Data items:

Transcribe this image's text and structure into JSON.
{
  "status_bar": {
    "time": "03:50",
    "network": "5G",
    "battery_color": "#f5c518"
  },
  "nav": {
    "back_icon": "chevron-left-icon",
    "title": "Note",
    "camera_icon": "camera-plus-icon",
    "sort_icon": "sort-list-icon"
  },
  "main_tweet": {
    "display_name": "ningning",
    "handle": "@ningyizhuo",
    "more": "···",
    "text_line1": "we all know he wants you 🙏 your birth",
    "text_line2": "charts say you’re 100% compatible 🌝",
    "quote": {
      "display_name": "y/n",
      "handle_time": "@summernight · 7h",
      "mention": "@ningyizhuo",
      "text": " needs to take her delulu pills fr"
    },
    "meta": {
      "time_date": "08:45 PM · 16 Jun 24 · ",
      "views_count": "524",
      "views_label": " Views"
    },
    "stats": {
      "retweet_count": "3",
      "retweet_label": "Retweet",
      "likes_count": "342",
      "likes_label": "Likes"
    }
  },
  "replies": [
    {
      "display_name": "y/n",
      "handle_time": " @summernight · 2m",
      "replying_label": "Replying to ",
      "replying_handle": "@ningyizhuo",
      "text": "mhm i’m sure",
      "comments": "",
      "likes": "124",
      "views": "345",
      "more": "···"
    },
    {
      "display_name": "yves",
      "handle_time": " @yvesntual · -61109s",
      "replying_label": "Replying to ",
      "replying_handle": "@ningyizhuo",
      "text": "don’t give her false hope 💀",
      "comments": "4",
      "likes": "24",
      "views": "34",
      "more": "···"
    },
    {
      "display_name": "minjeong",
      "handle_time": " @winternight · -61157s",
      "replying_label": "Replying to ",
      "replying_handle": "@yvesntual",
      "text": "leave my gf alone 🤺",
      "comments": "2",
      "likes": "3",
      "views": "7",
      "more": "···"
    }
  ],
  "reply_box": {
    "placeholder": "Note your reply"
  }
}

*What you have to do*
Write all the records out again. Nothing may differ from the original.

*Result for this exercise*
Transcribe this image's text and structure into JSON.
{
  "status_bar": {
    "time": "03:50",
    "network": "5G",
    "battery_color": "#f5c518"
  },
  "nav": {
    "back_icon": "chevron-left-icon",
    "title": "Note",
    "camera_icon": "camera-plus-icon",
    "sort_icon": "sort-list-icon"
  },
  "main_tweet": {
    "display_name": "ningning",
    "handle": "@ningyizhuo",
    "more": "···",
    "text_line1": "we all know he wants you 🙏 your birth",
    "text_line2": "charts say you’re 100% compatible 🌝",
    "quote": {
      "display_name": "y/n",
      "handle_time": "@summernight · 7h",
      "mention": "@ningyizhuo",
      "text": " needs to take her delulu pills fr"
    },
    "meta": {
      "time_date": "08:45 PM · 16 Jun 24 · ",
      "views_count": "524",
      "views_label": " Views"
    },
    "stats": {
      "retweet_count": "3",
      "retweet_label": "Retweet",
      "likes_count": "342",
      "likes_label": "Likes"
    }
  },
  "replies": [
    {
      "display_name": "y/n",
      "handle_time": " @summernight · 2m",
      "replying_label": "Replying to ",
      "replying_handle": "@ningyizhuo",
      "text": "mhm i’m sure",
      "comments": "",
      "likes": "124",
      "views": "345",
      "more": "···"
    },
    {
      "display_name": "yves",
      "handle_time": " @yvesntual · -61109s",
      "replying_label": "Replying to ",
      "replying_handle": "@ningyizhuo",
      "text": "don’t give her false hope 💀",
      "comments": "4",
      "likes": "24",
      "views": "34",
      "more": "···"
    },
    {
      "display_name": "minjeong",
      "handle_time": " @winternight · -61157s",
      "replying_label": "Replying to ",
      "replying_handle": "@yvesntual",
      "text": "leave my gf alone 🤺",
      "comments": "2",
      "likes": "3",
      "views": "7",
      "more": "···"
    }
  ],
  "reply_box": {
    "placeholder": "Note your reply"
  }
}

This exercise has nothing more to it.